How representative are Australia’s elected representatives of the population as a whole? There is a clear disparity between the support of a party, in terms of popular vote, and seats won, in the results of the 2016 federal election.
How many voters do the major parties represent?
As of the morning of July 12, the figures in parentheses in the table below are the number of seats won out of 150 in the House of Representatives, and out of 76 in the Senate, in the 2016 election:
There are two points to note from this table.
First, the percentages for each party are closer in the Senate than they are in the House of Representatives.
Second, the major parties fared much better in the House of Representatives than the Greens.
The first point is due to proportional representation being used to elect the Senate. If a party receives X% of the vote in a state, it should receive “roughly” X% of the senators.

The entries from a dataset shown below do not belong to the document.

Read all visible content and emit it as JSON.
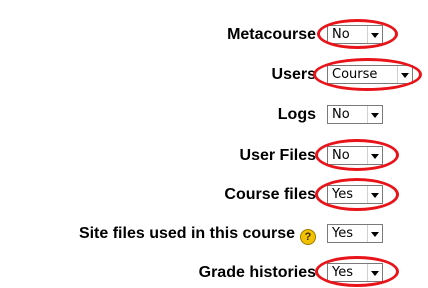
{
  "rows": [
    {
      "label": "Metacourse",
      "value": "No",
      "circled": true
    },
    {
      "label": "Users",
      "value": "Course",
      "circled": true
    },
    {
      "label": "Logs",
      "value": "No",
      "circled": false
    },
    {
      "label": "User Files",
      "value": "No",
      "circled": true
    },
    {
      "label": "Course files",
      "value": "Yes",
      "circled": true
    },
    {
      "label": "Site files used in this course",
      "value": "Yes",
      "circled": false,
      "help_icon": "help-icon"
    },
    {
      "label": "Grade histories",
      "value": "Yes",
      "circled": true
    }
  ],
  "colors": {
    "highlight_ring": "#e8141a",
    "help_icon": "#f2c200"
  }
}
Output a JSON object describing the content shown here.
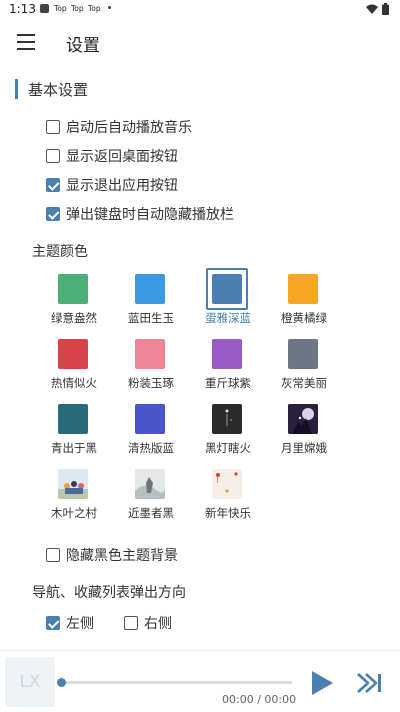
{
  "status_bar": {
    "time": "1:13",
    "notifications": [
      "Top",
      "Top",
      "Top"
    ]
  },
  "header": {
    "title": "设置",
    "menu_icon": "menu-icon"
  },
  "basic": {
    "title": "基本设置",
    "options": [
      {
        "label": "启动后自动播放音乐",
        "checked": false
      },
      {
        "label": "显示返回桌面按钮",
        "checked": false
      },
      {
        "label": "显示退出应用按钮",
        "checked": true
      },
      {
        "label": "弹出键盘时自动隐藏播放栏",
        "checked": true
      }
    ]
  },
  "theme": {
    "title": "主题颜色",
    "items": [
      {
        "name": "绿意盎然",
        "color": "#4caf7a",
        "selected": false
      },
      {
        "name": "蓝田生玉",
        "color": "#3a9ae3",
        "selected": false
      },
      {
        "name": "蛋雅深蓝",
        "color": "#4a7fb0",
        "selected": true
      },
      {
        "name": "橙黄橘绿",
        "color": "#f5a623",
        "selected": false
      },
      {
        "name": "热情似火",
        "color": "#d9434a",
        "selected": false
      },
      {
        "name": "粉装玉琢",
        "color": "#f08597",
        "selected": false
      },
      {
        "name": "重斤球紫",
        "color": "#9c5bc4",
        "selected": false
      },
      {
        "name": "灰常美丽",
        "color": "#6b7785",
        "selected": false
      },
      {
        "name": "青出于黑",
        "color": "#2b6a7a",
        "selected": false
      },
      {
        "name": "清热版蓝",
        "color": "#4a55c8",
        "selected": false
      },
      {
        "name": "黑灯瞎火",
        "color": "#2a2a2a",
        "selected": false
      },
      {
        "name": "月里嫦娥",
        "color": "#2a1f3d",
        "selected": false
      },
      {
        "name": "木叶之村",
        "color": "#d8e6f0",
        "selected": false
      },
      {
        "name": "近墨者黑",
        "color": "#cfd6d8",
        "selected": false
      },
      {
        "name": "新年快乐",
        "color": "#f4ece4",
        "selected": false
      }
    ],
    "hide_black_bg": {
      "label": "隐藏黑色主题背景",
      "checked": false
    }
  },
  "popup_direction": {
    "title": "导航、收藏列表弹出方向",
    "options": [
      {
        "label": "左侧",
        "checked": true
      },
      {
        "label": "右侧",
        "checked": false
      }
    ]
  },
  "player": {
    "cover_text": "LX",
    "time": "00:00 / 00:00",
    "progress": 0,
    "accent": "#4a7fb0"
  }
}
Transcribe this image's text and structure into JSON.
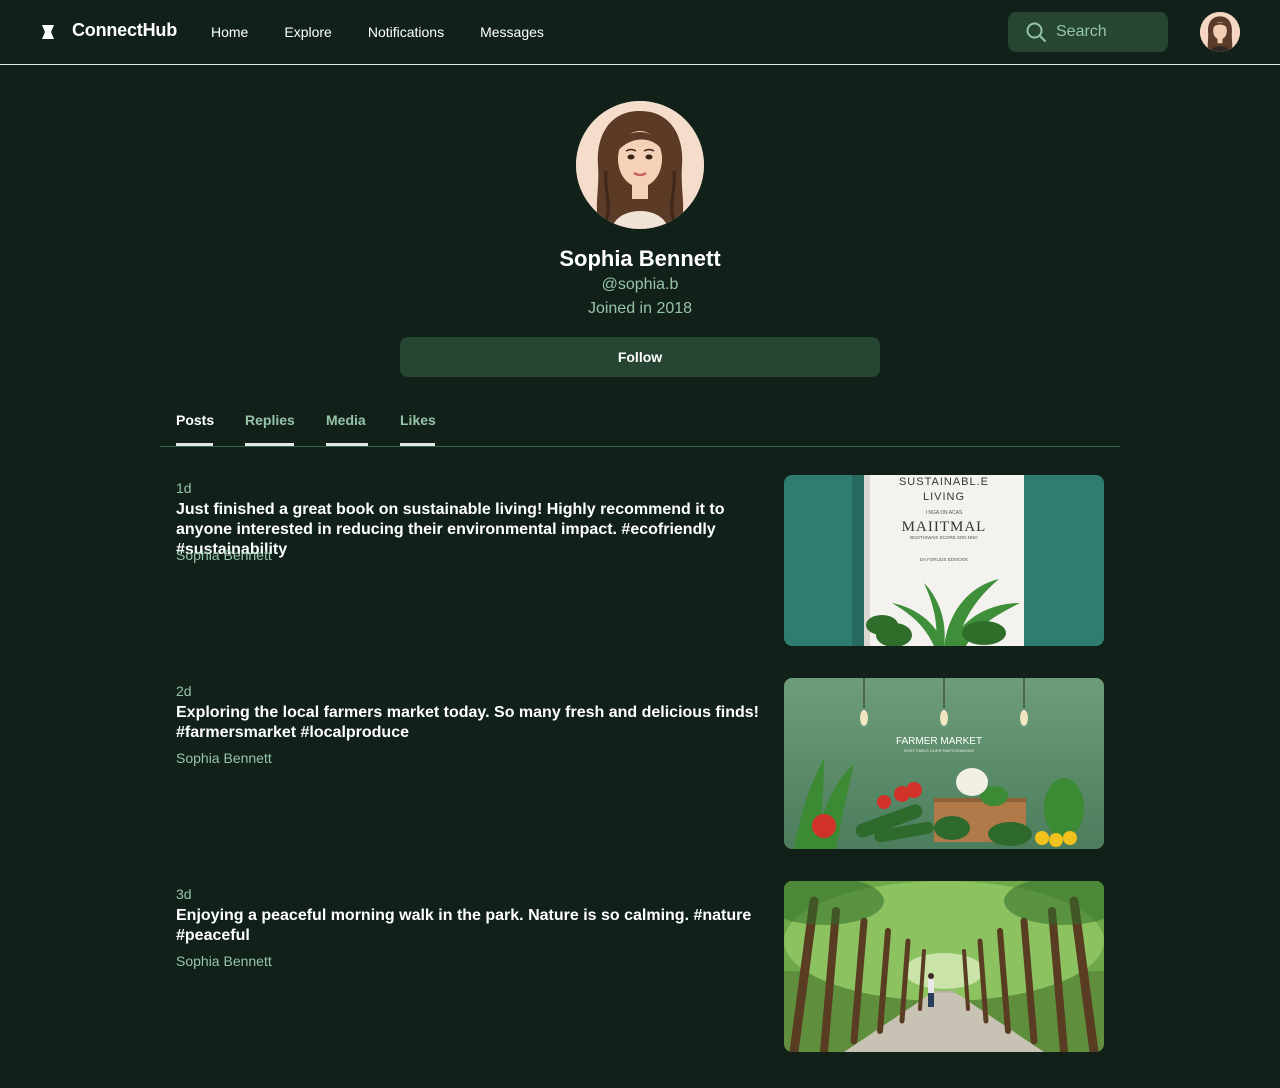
{
  "header": {
    "brand": "ConnectHub",
    "nav": [
      "Home",
      "Explore",
      "Notifications",
      "Messages"
    ],
    "search_placeholder": "Search"
  },
  "profile": {
    "name": "Sophia Bennett",
    "handle": "@sophia.b",
    "joined": "Joined in 2018",
    "follow_label": "Follow"
  },
  "tabs": [
    "Posts",
    "Replies",
    "Media",
    "Likes"
  ],
  "active_tab": "Posts",
  "posts": [
    {
      "time": "1d",
      "text": "Just finished a great book on sustainable living! Highly recommend it to anyone interested in reducing their environmental impact. #ecofriendly #sustainability",
      "author": "Sophia Bennett",
      "image_text": [
        "SUSTAINABL.E",
        "LIVING",
        "I NGA DN ACAS",
        "MAIITMAL",
        "BNOTHIWAIK ECORE SDN NNG",
        "DA FORLIDS EDIXOOK"
      ]
    },
    {
      "time": "2d",
      "text": "Exploring the local farmers market today. So many fresh and delicious finds! #farmersmarket #localproduce",
      "author": "Sophia Bennett",
      "image_text": [
        "FARMER MARKET",
        "ROST FARLS OURR RARTOONNODE"
      ]
    },
    {
      "time": "3d",
      "text": "Enjoying a peaceful morning walk in the park. Nature is so calming. #nature #peaceful",
      "author": "Sophia Bennett",
      "image_text": []
    }
  ],
  "colors": {
    "background": "#112119",
    "surface": "#264532",
    "muted_text": "#96c4a8",
    "divider": "#366348"
  }
}
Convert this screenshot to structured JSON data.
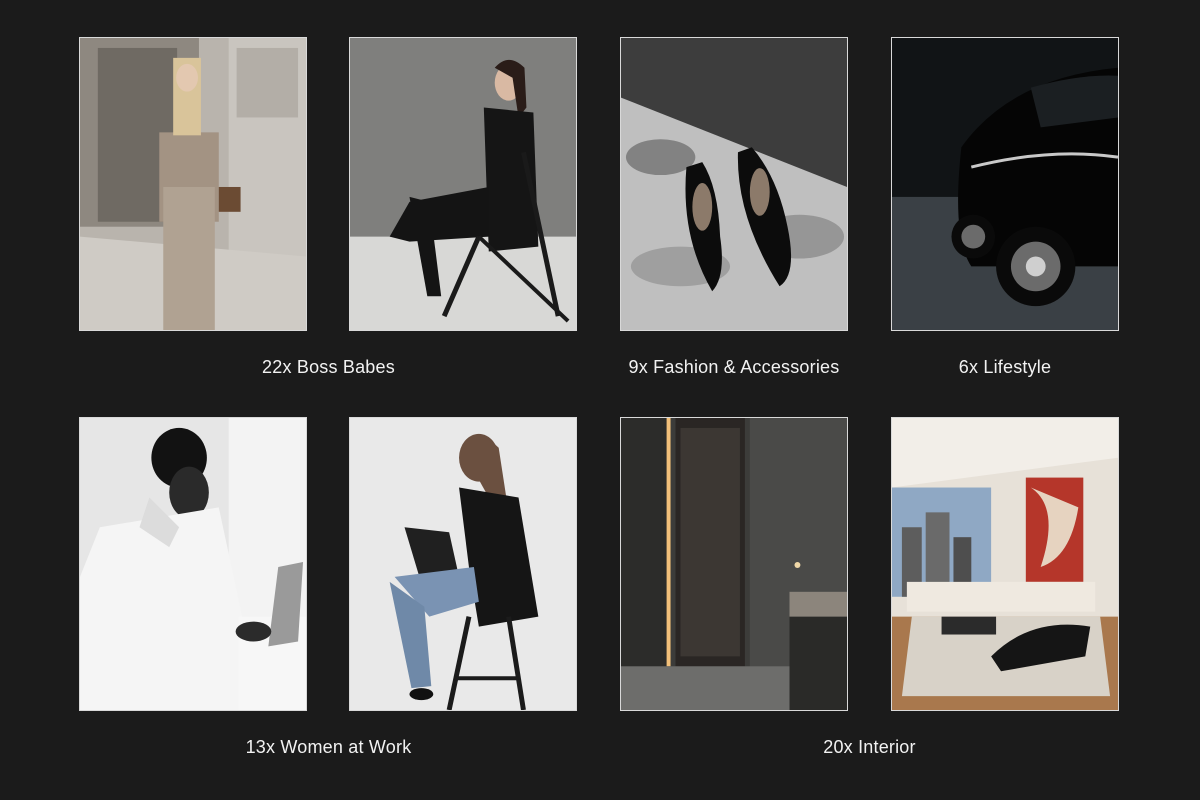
{
  "captions": {
    "boss_babes": "22x Boss Babes",
    "fashion_accessories": "9x Fashion & Accessories",
    "lifestyle": "6x Lifestyle",
    "women_at_work": "13x Women at Work",
    "interior": "20x Interior"
  },
  "colors": {
    "background": "#1b1b1b",
    "caption_text": "#f2f2f2",
    "tile_border": "#d9d9d9"
  }
}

But we are sweeping an awful lot under the rug with the word “roughly”. And the national vote obscures the differences in the states’ population: Tasmania elects the same number of senators as New South Wales, even though the population of NSW is more than 12 times that of Tasmania.
More senators means more representation
At a normal half-Senate election, where each state elects six senators, the quota is one-seventh of the total vote, or 14.3%. If candidates receive more than one quota they are elected. If, after others are eliminated, a candidate has only 14.2% of the vote, they miss out.
At a double-dissolution election the quota is almost halved to a 13th of the total vote, or 7.7%. Therefore, a candidate will miss out if they are the last one standing with only 7.6% of the vote.
In other words, in a normal election it is “unfair” that candidates can be excluded even with 14.2% of the vote. The situation is much “fairer” in a double-dissolution election; only those with 7.6% or less will miss out.
The situation would get fairer still if more senators were up for election. If, say, there were 100 senators, then only those with less than 1% of the vote would miss out.
Even though increasing the number of senators is possible without a referendum, and even though parliament has done this three times (in 1948, 1975, and 1984), there appears to be no push for an increase at present.
Preferences and spread of vote
The second point is due to the House of Representatives’ structure: that is, one member is elected in each electorate. If Party X received 10% of the first-preference vote in each electorate, it would be almost impossible for any candidates from the party to be elected.
The more likely scenario is that, at some point in the vote count, candidates from Party X would have the fewest votes of all remaining candidates and hence be eliminated.
First-preference votes are not everything, however. The final votes after preferences are those that determine the election. Nevertheless, at least intuitively, the greater the nationwide primary vote for Party X, the greater the number of seats for Party X. But there are two obvious caveats.
Results could be skewed between electorates. For example, the Labor vs Coalition vote could be 10:90 and 60:40 in two electorates. Labor would then have only 35% of the total vote (half of 10% and half of 60%), but win as many seats as the Coalition (one each).
Preferences can get parties over the line. For example, the Labor vs Coalition vs Greens vote could be 40:45:15 in a particular electorate. The Greens candidate, having the fewest votes, would be eliminated. If more than two-thirds of the Greens voters have the Labor candidate as a second preference, the Labor candidate would be elected, since 40 + (2/3 x 15) is 50.
Votes or seats, what’s more important?
Below is a graph of first-preference votes compared to House of Representative seats won in all federal elections since 1949. Labor is represented by the red dots; the Coalition by the blue.
Here we see a definite trend, best approximated by the blue diagonal line drawn through the points, showing an increase in seats won when the primary vote increases.
When a point lies above this blue diagonal line the party is “lucky” – that is, it won more seats than it “should have won”. This is due to a combination of skewed results across electorates and favourable preferences.
Points below the blue diagonal line are unlucky: the spread of the national vote and preferences conspired against the party.
Authors: Tim Trudgian, Research Fellow in Mathematics, Australian National University